The specialized team FireEye Email Security has published a report on the detection of multiple phishing campaigns in which operators use source code obfuscation of compromised or malicious domains. Threat actors seek to extract confidential information, mainly victims’ banking details.
On the topic used in this campaign, threat actors are trying to take advantage of the increase in e-commerce derived from the pandemic by creating a fake DHL tracking page. This is not an inedited attack variant, although this method is more complex than previously detected ones. Operators employ Web Open Font Format (WOFF)-based replacement encryption, location-specific guidance, and multiple evasion techniques.
How the attack works?
It all starts with an email supposedly sent by DHL. As we can see below, cybercriminals will try to trick users into clicking on an attachment link that redirects to the fraudulent site.
Once the user enters this website, they will be asked to enter their payment card details, so they will get a generic message in response while their financial information is sent to the threat actors in the background.
As mentioned above, something unusual about this campaign is the advanced obfuscation technique that threat actors use to hide the fraudulent origin of their website: “The page’s source code contains the appropriate strings, valid tags, and a well-crafted format, plus coded text when loading the page,” the report says. In general, decoding of such text is done by including script functions within the code; however, in this case the decoding functions are not included in the script.
Decoding is done using WOFF, which occurs when the page is loaded into a browser and will not be visible in the content of the page itself. The following screenshot shows the replacement encryption method and the WOFF font file. Cybercriminals seek to evade detection, as most security solutions use rules based on static forms.

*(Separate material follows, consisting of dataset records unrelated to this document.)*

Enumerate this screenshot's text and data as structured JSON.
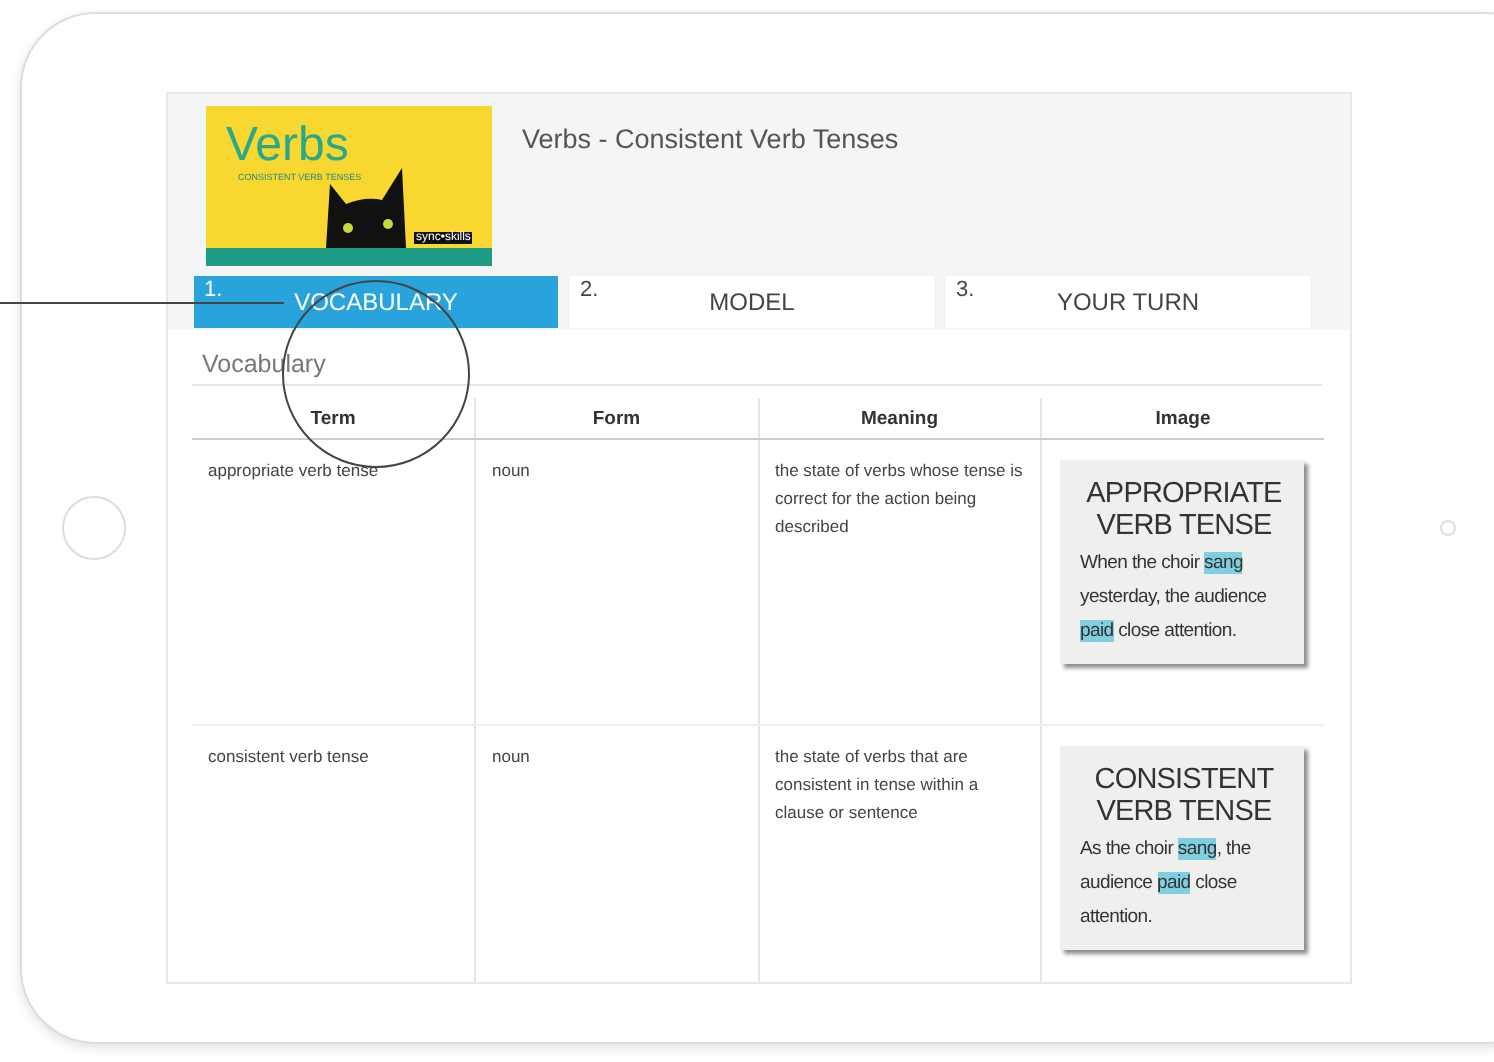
{
  "lesson": {
    "title": "Verbs - Consistent Verb Tenses",
    "thumbnail": {
      "heading": "Verbs",
      "subheading": "CONSISTENT VERB TENSES",
      "brand": "sync•skills"
    }
  },
  "tabs": [
    {
      "number": "1.",
      "label": "VOCABULARY",
      "selected": true
    },
    {
      "number": "2.",
      "label": "MODEL",
      "selected": false
    },
    {
      "number": "3.",
      "label": "YOUR TURN",
      "selected": false
    }
  ],
  "section_title": "Vocabulary",
  "table": {
    "columns": [
      "Term",
      "Form",
      "Meaning",
      "Image"
    ],
    "rows": [
      {
        "term": "appropriate verb tense",
        "form": "noun",
        "meaning": "the state of verbs whose tense is correct for the action being described",
        "card": {
          "title": "APPROPRIATE VERB TENSE",
          "segments": [
            {
              "text": "When the choir ",
              "highlighted": false
            },
            {
              "text": "sang",
              "highlighted": true
            },
            {
              "text": " yesterday, the audience ",
              "highlighted": false
            },
            {
              "text": "paid",
              "highlighted": true
            },
            {
              "text": " close attention.",
              "highlighted": false
            }
          ]
        }
      },
      {
        "term": "consistent verb tense",
        "form": "noun",
        "meaning": "the state of verbs that are consistent in tense within a clause or sentence",
        "card": {
          "title": "CONSISTENT VERB TENSE",
          "segments": [
            {
              "text": "As the choir ",
              "highlighted": false
            },
            {
              "text": "sang",
              "highlighted": true
            },
            {
              "text": ", the audience ",
              "highlighted": false
            },
            {
              "text": "paid",
              "highlighted": true
            },
            {
              "text": " close attention.",
              "highlighted": false
            }
          ]
        }
      }
    ]
  }
}
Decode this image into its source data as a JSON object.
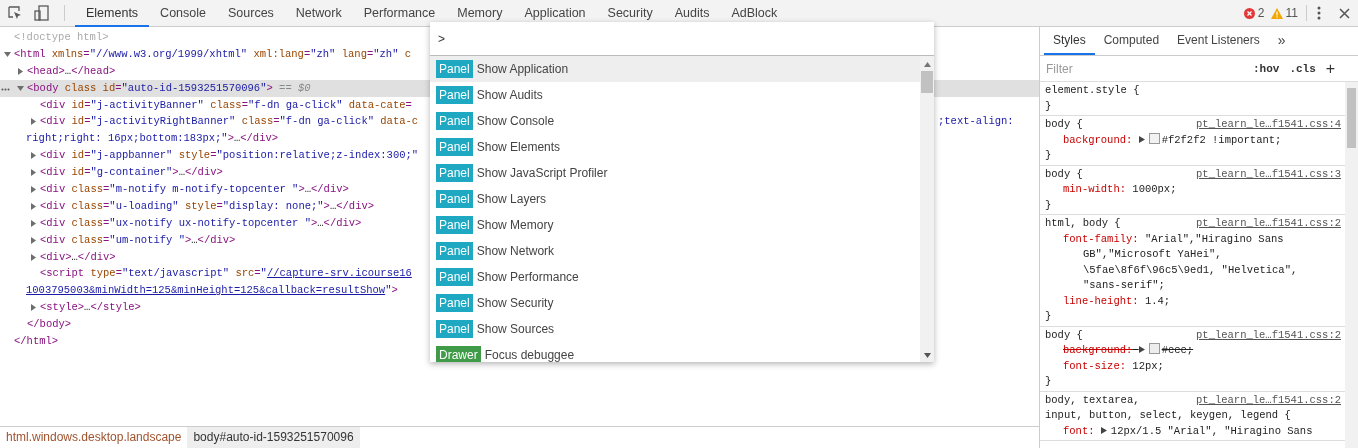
{
  "toolbar": {
    "tabs": [
      {
        "label": "Elements",
        "selected": true
      },
      {
        "label": "Console",
        "selected": false
      },
      {
        "label": "Sources",
        "selected": false
      },
      {
        "label": "Network",
        "selected": false
      },
      {
        "label": "Performance",
        "selected": false
      },
      {
        "label": "Memory",
        "selected": false
      },
      {
        "label": "Application",
        "selected": false
      },
      {
        "label": "Security",
        "selected": false
      },
      {
        "label": "Audits",
        "selected": false
      },
      {
        "label": "AdBlock",
        "selected": false
      }
    ],
    "errors": "2",
    "warnings": "11"
  },
  "elements": {
    "nodes": [
      {
        "selected": false,
        "segs": [
          {
            "kind": "comment",
            "text": "<!doctype html>"
          }
        ]
      },
      {
        "selected": false,
        "expanded": true,
        "segs": [
          {
            "kind": "tag",
            "text": "<html "
          },
          {
            "kind": "attr",
            "text": "xmlns"
          },
          {
            "kind": "tag",
            "text": "="
          },
          {
            "kind": "value",
            "text": "\"//www.w3.org/1999/xhtml\""
          },
          {
            "kind": "attr",
            "text": " xml:lang"
          },
          {
            "kind": "tag",
            "text": "="
          },
          {
            "kind": "value",
            "text": "\"zh\""
          },
          {
            "kind": "attr",
            "text": " lang"
          },
          {
            "kind": "tag",
            "text": "="
          },
          {
            "kind": "value",
            "text": "\"zh\""
          },
          {
            "kind": "attr",
            "text": " c"
          }
        ],
        "children": [
          {
            "selected": false,
            "expanded": false,
            "segs": [
              {
                "kind": "tag",
                "text": "<head>"
              },
              {
                "kind": "text",
                "text": "…"
              },
              {
                "kind": "tag",
                "text": "</head>"
              }
            ]
          },
          {
            "selected": true,
            "expanded": true,
            "segs": [
              {
                "kind": "tag",
                "text": "<body "
              },
              {
                "kind": "attr",
                "text": "class id"
              },
              {
                "kind": "tag",
                "text": "="
              },
              {
                "kind": "value",
                "text": "\"auto-id-1593251570096\""
              },
              {
                "kind": "tag",
                "text": ">"
              },
              {
                "kind": "note",
                "text": " == $0"
              }
            ],
            "children": [
              {
                "selected": false,
                "segs": [
                  {
                    "kind": "tag",
                    "text": "<div "
                  },
                  {
                    "kind": "attr",
                    "text": "id"
                  },
                  {
                    "kind": "tag",
                    "text": "="
                  },
                  {
                    "kind": "value",
                    "text": "\"j-activityBanner\""
                  },
                  {
                    "kind": "attr",
                    "text": " class"
                  },
                  {
                    "kind": "tag",
                    "text": "="
                  },
                  {
                    "kind": "value",
                    "text": "\"f-dn ga-click\""
                  },
                  {
                    "kind": "attr",
                    "text": " data-cate"
                  },
                  {
                    "kind": "tag",
                    "text": "="
                  }
                ]
              },
              {
                "selected": false,
                "expanded": false,
                "segs": [
                  {
                    "kind": "tag",
                    "text": "<div "
                  },
                  {
                    "kind": "attr",
                    "text": "id"
                  },
                  {
                    "kind": "tag",
                    "text": "="
                  },
                  {
                    "kind": "value",
                    "text": "\"j-activityRightBanner\""
                  },
                  {
                    "kind": "attr",
                    "text": " class"
                  },
                  {
                    "kind": "tag",
                    "text": "="
                  },
                  {
                    "kind": "value",
                    "text": "\"f-dn ga-click\""
                  },
                  {
                    "kind": "attr",
                    "text": " data-c"
                  }
                ],
                "tail": ";text-align:",
                "wrap": [
                  {
                    "kind": "value",
                    "text": "right;right: 16px;bottom:183px;\""
                  },
                  {
                    "kind": "tag",
                    "text": ">"
                  },
                  {
                    "kind": "text",
                    "text": "…"
                  },
                  {
                    "kind": "tag",
                    "text": "</div>"
                  }
                ]
              },
              {
                "selected": false,
                "expanded": false,
                "segs": [
                  {
                    "kind": "tag",
                    "text": "<div "
                  },
                  {
                    "kind": "attr",
                    "text": "id"
                  },
                  {
                    "kind": "tag",
                    "text": "="
                  },
                  {
                    "kind": "value",
                    "text": "\"j-appbanner\""
                  },
                  {
                    "kind": "attr",
                    "text": " style"
                  },
                  {
                    "kind": "tag",
                    "text": "="
                  },
                  {
                    "kind": "value",
                    "text": "\"position:relative;z-index:300;\""
                  }
                ]
              },
              {
                "selected": false,
                "expanded": false,
                "segs": [
                  {
                    "kind": "tag",
                    "text": "<div "
                  },
                  {
                    "kind": "attr",
                    "text": "id"
                  },
                  {
                    "kind": "tag",
                    "text": "="
                  },
                  {
                    "kind": "value",
                    "text": "\"g-container\""
                  },
                  {
                    "kind": "tag",
                    "text": ">"
                  },
                  {
                    "kind": "text",
                    "text": "…"
                  },
                  {
                    "kind": "tag",
                    "text": "</div>"
                  }
                ]
              },
              {
                "selected": false,
                "expanded": false,
                "segs": [
                  {
                    "kind": "tag",
                    "text": "<div "
                  },
                  {
                    "kind": "attr",
                    "text": "class"
                  },
                  {
                    "kind": "tag",
                    "text": "="
                  },
                  {
                    "kind": "value",
                    "text": "\"m-notify m-notify-topcenter \""
                  },
                  {
                    "kind": "tag",
                    "text": ">"
                  },
                  {
                    "kind": "text",
                    "text": "…"
                  },
                  {
                    "kind": "tag",
                    "text": "</div>"
                  }
                ]
              },
              {
                "selected": false,
                "expanded": false,
                "segs": [
                  {
                    "kind": "tag",
                    "text": "<div "
                  },
                  {
                    "kind": "attr",
                    "text": "class"
                  },
                  {
                    "kind": "tag",
                    "text": "="
                  },
                  {
                    "kind": "value",
                    "text": "\"u-loading\""
                  },
                  {
                    "kind": "attr",
                    "text": " style"
                  },
                  {
                    "kind": "tag",
                    "text": "="
                  },
                  {
                    "kind": "value",
                    "text": "\"display: none;\""
                  },
                  {
                    "kind": "tag",
                    "text": ">"
                  },
                  {
                    "kind": "text",
                    "text": "…"
                  },
                  {
                    "kind": "tag",
                    "text": "</div>"
                  }
                ]
              },
              {
                "selected": false,
                "expanded": false,
                "segs": [
                  {
                    "kind": "tag",
                    "text": "<div "
                  },
                  {
                    "kind": "attr",
                    "text": "class"
                  },
                  {
                    "kind": "tag",
                    "text": "="
                  },
                  {
                    "kind": "value",
                    "text": "\"ux-notify ux-notify-topcenter \""
                  },
                  {
                    "kind": "tag",
                    "text": ">"
                  },
                  {
                    "kind": "text",
                    "text": "…"
                  },
                  {
                    "kind": "tag",
                    "text": "</div>"
                  }
                ]
              },
              {
                "selected": false,
                "expanded": false,
                "segs": [
                  {
                    "kind": "tag",
                    "text": "<div "
                  },
                  {
                    "kind": "attr",
                    "text": "class"
                  },
                  {
                    "kind": "tag",
                    "text": "="
                  },
                  {
                    "kind": "value",
                    "text": "\"um-notify \""
                  },
                  {
                    "kind": "tag",
                    "text": ">"
                  },
                  {
                    "kind": "text",
                    "text": "…"
                  },
                  {
                    "kind": "tag",
                    "text": "</div>"
                  }
                ]
              },
              {
                "selected": false,
                "expanded": false,
                "segs": [
                  {
                    "kind": "tag",
                    "text": "<div>"
                  },
                  {
                    "kind": "text",
                    "text": "…"
                  },
                  {
                    "kind": "tag",
                    "text": "</div>"
                  }
                ]
              },
              {
                "selected": false,
                "segs": [
                  {
                    "kind": "tag",
                    "text": "<script "
                  },
                  {
                    "kind": "attr",
                    "text": "type"
                  },
                  {
                    "kind": "tag",
                    "text": "="
                  },
                  {
                    "kind": "value",
                    "text": "\"text/javascript\""
                  },
                  {
                    "kind": "attr",
                    "text": " src"
                  },
                  {
                    "kind": "tag",
                    "text": "="
                  },
                  {
                    "kind": "value",
                    "text": "\""
                  },
                  {
                    "kind": "link",
                    "text": "//capture-srv.icourse16"
                  }
                ],
                "wrap": [
                  {
                    "kind": "link",
                    "text": "1003795003&minWidth=125&minHeight=125&callback=resultShow"
                  },
                  {
                    "kind": "value",
                    "text": "\""
                  },
                  {
                    "kind": "tag",
                    "text": ">"
                  }
                ]
              },
              {
                "selected": false,
                "expanded": false,
                "segs": [
                  {
                    "kind": "tag",
                    "text": "<style>"
                  },
                  {
                    "kind": "text",
                    "text": "…"
                  },
                  {
                    "kind": "tag",
                    "text": "</style>"
                  }
                ]
              }
            ],
            "close": [
              {
                "kind": "tag",
                "text": "</body>"
              }
            ]
          }
        ],
        "close": [
          {
            "kind": "tag",
            "text": "</html>"
          }
        ]
      }
    ]
  },
  "command_menu": {
    "value": ">",
    "items": [
      {
        "category": "Panel",
        "kind": "panel",
        "label": "Show Application",
        "selected": true
      },
      {
        "category": "Panel",
        "kind": "panel",
        "label": "Show Audits",
        "selected": false
      },
      {
        "category": "Panel",
        "kind": "panel",
        "label": "Show Console",
        "selected": false
      },
      {
        "category": "Panel",
        "kind": "panel",
        "label": "Show Elements",
        "selected": false
      },
      {
        "category": "Panel",
        "kind": "panel",
        "label": "Show JavaScript Profiler",
        "selected": false
      },
      {
        "category": "Panel",
        "kind": "panel",
        "label": "Show Layers",
        "selected": false
      },
      {
        "category": "Panel",
        "kind": "panel",
        "label": "Show Memory",
        "selected": false
      },
      {
        "category": "Panel",
        "kind": "panel",
        "label": "Show Network",
        "selected": false
      },
      {
        "category": "Panel",
        "kind": "panel",
        "label": "Show Performance",
        "selected": false
      },
      {
        "category": "Panel",
        "kind": "panel",
        "label": "Show Security",
        "selected": false
      },
      {
        "category": "Panel",
        "kind": "panel",
        "label": "Show Sources",
        "selected": false
      },
      {
        "category": "Drawer",
        "kind": "drawer",
        "label": "Focus debuggee",
        "selected": false
      }
    ]
  },
  "breadcrumbs": [
    {
      "label": "html.windows.desktop.landscape",
      "selected": false
    },
    {
      "label": "body#auto-id-1593251570096",
      "selected": true
    }
  ],
  "styles": {
    "tabs": [
      {
        "label": "Styles",
        "selected": true
      },
      {
        "label": "Computed",
        "selected": false
      },
      {
        "label": "Event Listeners",
        "selected": false
      }
    ],
    "more": "»",
    "filter": {
      "placeholder": "Filter"
    },
    "hov": ":hov",
    "cls": ".cls",
    "add": "+",
    "rules": [
      {
        "selector": [
          "element.style {"
        ],
        "close": "}"
      },
      {
        "selector": [
          "body {"
        ],
        "source": "pt_learn_le…f1541.css:4",
        "props": [
          {
            "name": "background:",
            "value": "#f2f2f2 !important;",
            "struck": false,
            "expandable": true,
            "color": "#f2f2f2"
          }
        ],
        "close": "}"
      },
      {
        "selector": [
          "body {"
        ],
        "source": "pt_learn_le…f1541.css:3",
        "props": [
          {
            "name": "min-width:",
            "value": "1000px;",
            "struck": false,
            "expandable": false
          }
        ],
        "close": "}"
      },
      {
        "selector": [
          "html, body {"
        ],
        "source": "pt_learn_le…f1541.css:2",
        "props": [
          {
            "name": "font-family:",
            "value": "\"Arial\",\"Hiragino Sans GB\",\"Microsoft YaHei\", \\5fae\\8f6f\\96c5\\9ed1, \"Helvetica\", \"sans-serif\";",
            "struck": false,
            "expandable": false
          },
          {
            "name": "line-height:",
            "value": "1.4;",
            "struck": false,
            "expandable": false
          }
        ],
        "close": "}"
      },
      {
        "selector": [
          "body {"
        ],
        "source": "pt_learn_le…f1541.css:2",
        "props": [
          {
            "name": "background:",
            "value": "#eee;",
            "struck": true,
            "expandable": true,
            "color": "#eeeeee"
          },
          {
            "name": "font-size:",
            "value": "12px;",
            "struck": false,
            "expandable": false
          }
        ],
        "close": "}"
      },
      {
        "selector": [
          "body, textarea,",
          "input, button, select, keygen, legend {"
        ],
        "source": "pt_learn_le…f1541.css:2",
        "props": [
          {
            "name": "font:",
            "value": "12px/1.5 \"Arial\", \"Hiragino Sans",
            "struck": false,
            "expandable": true
          }
        ]
      }
    ]
  }
}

The screenshot above shows the CSS file used to load the WOFF font file. Researchers have also seen the same CSS file, style.css, hosted in other web domains such as:
Researchers also analyzed these legitimate-looking domains, concluding that they do not host active phishing campaigns. Below are some of the more complex features of this campaign.
One of the things that most came to the attention of researchers is that the phishing website displays the local language depending on the location of the target user. Using a localization code, hackers can send messages in English, Spanish and Portuguese.
The backend contains PHP resource files for each supported language, which will be dynamically selected based on the user’s IP address.
Operators employ a wide variety of techniques to evade detection, such as checking blocked IP addresses. The backend code provides users with an “HTTP/1.1 403 Forbidden” response header under the following conditions:
- IP has been viewed five times (AntiBomb_User)
- The IP host resolves its list of avoided hostnames (‘google’, ‘Altavista’, ‘Israel’, ‘M247’, ‘barracuda’, ‘niw.com.au’ and more) (AntiBomb_WordBoot func)
- The IP is in its own local block list csv (x.csv in the kit) (AntiBomb_Boot)
- IP has seen POSTING three times (AntiBomb_Block)
After looking at the list of blocked hosts, experts concluded that attackers were trying to block web crawlers.
The main objective of this campaign is data theft. The compromised information is sent to email addresses and Telegram channels controlled by threat actors. Using the Telegram Bot API, researchers were able to discover one of the Telegram channels to which this information is sent.
Although using the php mail() function to send stolen credentials is quite common, in the near past, encrypted instant messaging applications like Telegram are frequently used to send phishing information to C&C servers. The FireEye team managed to access one of the Telegram channels controlled by the attacker, as shown in the following screenshot. Information sent to the Telegram channel includes IP addresses and credit card details.
Phishing is one of the main cybersecurity threats, so users will always be exposed to this risk. Over this campaign, obfuscation gives attackers a clear advantage over any available security solution, as well as allowing them to get real-time user data.
To prevent this variant of attacks, cybersecurity experts recommend users ignore any suspicious-looking messages, as well as not sharing their personal and financial data with any unsafe-looking websites.
He is a well-known expert in mobile security and malware analysis. He studied Computer Science at NYU and started working as a cyber security analyst in 2003. He is actively working as an anti-malware expert. He also worked for security companies like Kaspersky Lab. His everyday job includes researching about new malware and cyber security incidents. Also he has deep level of knowledge in mobile security and mobile vulnerabilities.